Unhappily Ever After: A Novel
Rachel Rothschild was a very feisty child, with unlimited curiosity and a hefty dose of chutzpah. Surrounded by family and friends, her childhood was eventful, but ultimately both emotionally and physically safe. Sure, there were some mishaps, but which youngster has never done something stupid and paid for it in some way? As a young adult, Rachel meets JJ, a very charming man, whom she will eventually marry. As it turns out, JJ is not only charming and successful, but also very rich. If all of this sounds like a fairy tale, do not fret. It is not.
Rachel’s quest to create an existence for herself as an individual and a gifted investigative journalist encounters several huge obstacles and comes to a grinding halt after a bout of post-partum depression and another traumatic event in her life, which I am not going to divulge here so as not to spoil the story for the prospective reader. Suffice to say that those two events, as well as the subtle, but always present overly-controlling influence of her husband, change Rachel greatly and severely threaten her existence, her sanity and her family life. Luckily for her, her family or more precisely one of her cousins, and one of her childhood friends, come to her rescue and help her reassemble the shattered pieces. When the reader thinks that the story will have the proverbial happy ending, some shattering revelations change the course of it and provide for a rather unexpected ending.
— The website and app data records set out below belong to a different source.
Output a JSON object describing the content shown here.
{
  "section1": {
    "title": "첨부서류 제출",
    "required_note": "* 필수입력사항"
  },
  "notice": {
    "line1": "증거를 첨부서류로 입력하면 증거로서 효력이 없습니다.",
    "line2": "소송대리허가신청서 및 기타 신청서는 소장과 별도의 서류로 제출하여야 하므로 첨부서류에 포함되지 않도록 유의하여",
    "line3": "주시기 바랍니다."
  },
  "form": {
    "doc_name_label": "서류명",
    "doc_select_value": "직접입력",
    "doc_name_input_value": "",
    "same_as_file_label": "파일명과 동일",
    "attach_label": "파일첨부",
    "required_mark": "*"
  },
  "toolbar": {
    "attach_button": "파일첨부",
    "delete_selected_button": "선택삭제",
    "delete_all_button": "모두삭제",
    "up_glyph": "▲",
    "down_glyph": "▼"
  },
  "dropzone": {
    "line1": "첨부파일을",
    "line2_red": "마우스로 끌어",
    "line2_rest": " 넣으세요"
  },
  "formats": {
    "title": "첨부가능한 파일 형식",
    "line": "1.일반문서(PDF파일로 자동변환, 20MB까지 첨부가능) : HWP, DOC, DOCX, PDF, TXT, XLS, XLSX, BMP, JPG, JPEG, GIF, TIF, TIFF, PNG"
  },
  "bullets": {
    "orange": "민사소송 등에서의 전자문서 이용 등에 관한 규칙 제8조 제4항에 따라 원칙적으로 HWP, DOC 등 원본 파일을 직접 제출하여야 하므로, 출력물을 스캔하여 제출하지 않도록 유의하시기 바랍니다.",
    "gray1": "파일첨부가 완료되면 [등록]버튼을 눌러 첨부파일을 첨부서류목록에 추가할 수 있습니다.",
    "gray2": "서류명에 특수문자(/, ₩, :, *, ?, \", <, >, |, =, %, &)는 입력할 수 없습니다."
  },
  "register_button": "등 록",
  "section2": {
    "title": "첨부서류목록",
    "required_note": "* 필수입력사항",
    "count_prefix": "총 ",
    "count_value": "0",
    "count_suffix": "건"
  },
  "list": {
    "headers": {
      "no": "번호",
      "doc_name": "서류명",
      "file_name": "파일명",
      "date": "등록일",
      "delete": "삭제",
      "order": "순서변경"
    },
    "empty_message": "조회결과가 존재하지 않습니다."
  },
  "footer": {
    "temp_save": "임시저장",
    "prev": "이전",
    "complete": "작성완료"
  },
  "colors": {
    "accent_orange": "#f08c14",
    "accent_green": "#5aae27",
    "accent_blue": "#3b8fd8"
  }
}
Norman I. Gelman’s writing is decidedly polished and enjoyable, if a bit long-winded at times. As much as I’ve enjoyed the minutiae of the life in the Rothschild, the Wiener and the other families in the story, I found the story rather drawn out and tedious at times. The first three parts took a total of 490 pages to unravel, and the crucial fourth part felt rather squeezed in the actual 15 pages it consisted of. I understand the need for culmination of the events and a startling conclusion, but overall I think I would have liked the story much better if it were a couple of hundred pages shorter. I did enjoy the finely drawn characters in the story and a great sense of time and place Mr. Gelman managed to convey with his writing, as well as several interesting historical and political asides which were seamlessly woven into the story. Overall I found “Unhappily Ever After” to be a well written and insightful book, which should be greatly enjoyed by a wide variety of readers, particularly those who have appreciation for well-drawn female characters.